Imagine with us for a moment.
You represent the lower earning spouse whose income is insufficient to fully meet his lifestyle needs. His job is insecure, but not enough to convince the judge to discount it as best evidence of earning capacity. Or, his spouse’s earnings curve is ascending, with the resulting potential for a greater alimony award for your client, if only the alimony determination were made, not now, but later. The presumed durational alimony limit is 7 years, and the potential payor is 15 years shy of social security retirement age. So, your client can play for up to 8 years’ time before his spouse’s retirement age threatens the presumed maximum term.
Do you have your client disclaim alimony at the divorce trial?
Or, you represent the higher earner. She knows her income prospects are rising, and she takes spouse’s griping about job insecurity as a smokescreen for his wish to walk away from a steady but unpleasant occupation. He signals that he is not going to ask for alimony at trial.
Do you demand that your client have the right to begin paying alimony immediately?
Both sound far-fetched, but less so after the Supreme Judicial Court’s (SJC) Snow v. Snow, released, as our old friend Jessica Dubin noted, on a recent snow day in Boston.
In Snow, the SJC decided that alimony durational limits do not begin to run until a judgment that affirmatively orders alimony enters (subject to Holmes exceptions); hence, if a divorce judgment does not include alimony, but alimony orders arise from a subsequent modification judgment, the durational clock does not start until the later judgment.1
In other words, disregard the procedural labels.
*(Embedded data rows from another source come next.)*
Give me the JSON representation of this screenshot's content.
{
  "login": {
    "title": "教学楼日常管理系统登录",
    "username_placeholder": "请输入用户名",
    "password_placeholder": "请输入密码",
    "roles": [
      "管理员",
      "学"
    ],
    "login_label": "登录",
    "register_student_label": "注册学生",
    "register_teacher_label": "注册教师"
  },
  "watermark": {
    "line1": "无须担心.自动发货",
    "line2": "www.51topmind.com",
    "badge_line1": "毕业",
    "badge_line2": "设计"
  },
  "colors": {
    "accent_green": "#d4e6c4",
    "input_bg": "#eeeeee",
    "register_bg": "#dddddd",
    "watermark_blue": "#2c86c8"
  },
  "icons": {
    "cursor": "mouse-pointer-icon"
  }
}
A modification judgment that initiates alimony is an initial judgment for alimony purposes; so, the plaintiff need not show changed circumstances; and he can still demand the full presumed maximum durational term.
We could quibble about the substance of the decision itself. Do you think that the legislature intended this result when M.G.L., ch. 208, §53(g) (if child support alone, or unallocated support is ordered at divorce, the durational clock on alimony runs from that judgment, despite the absence of alimony orders) dictates the opposite?
But, to us, the counterintuitive incentives that Snow sets up are more interesting.
When was the last time that you advised a client to demand the privilege of paying alimony when tax leverage was not at stake? Or, to decline it when it is there for the taking?
And either client’s likely reply?
“What are you nuts?”
Maybe not after this particular Snow day.
1Query whether this new rule would apply to a merging separation agreement that actually recites that the parties are waiving past and present, but not future, alimony.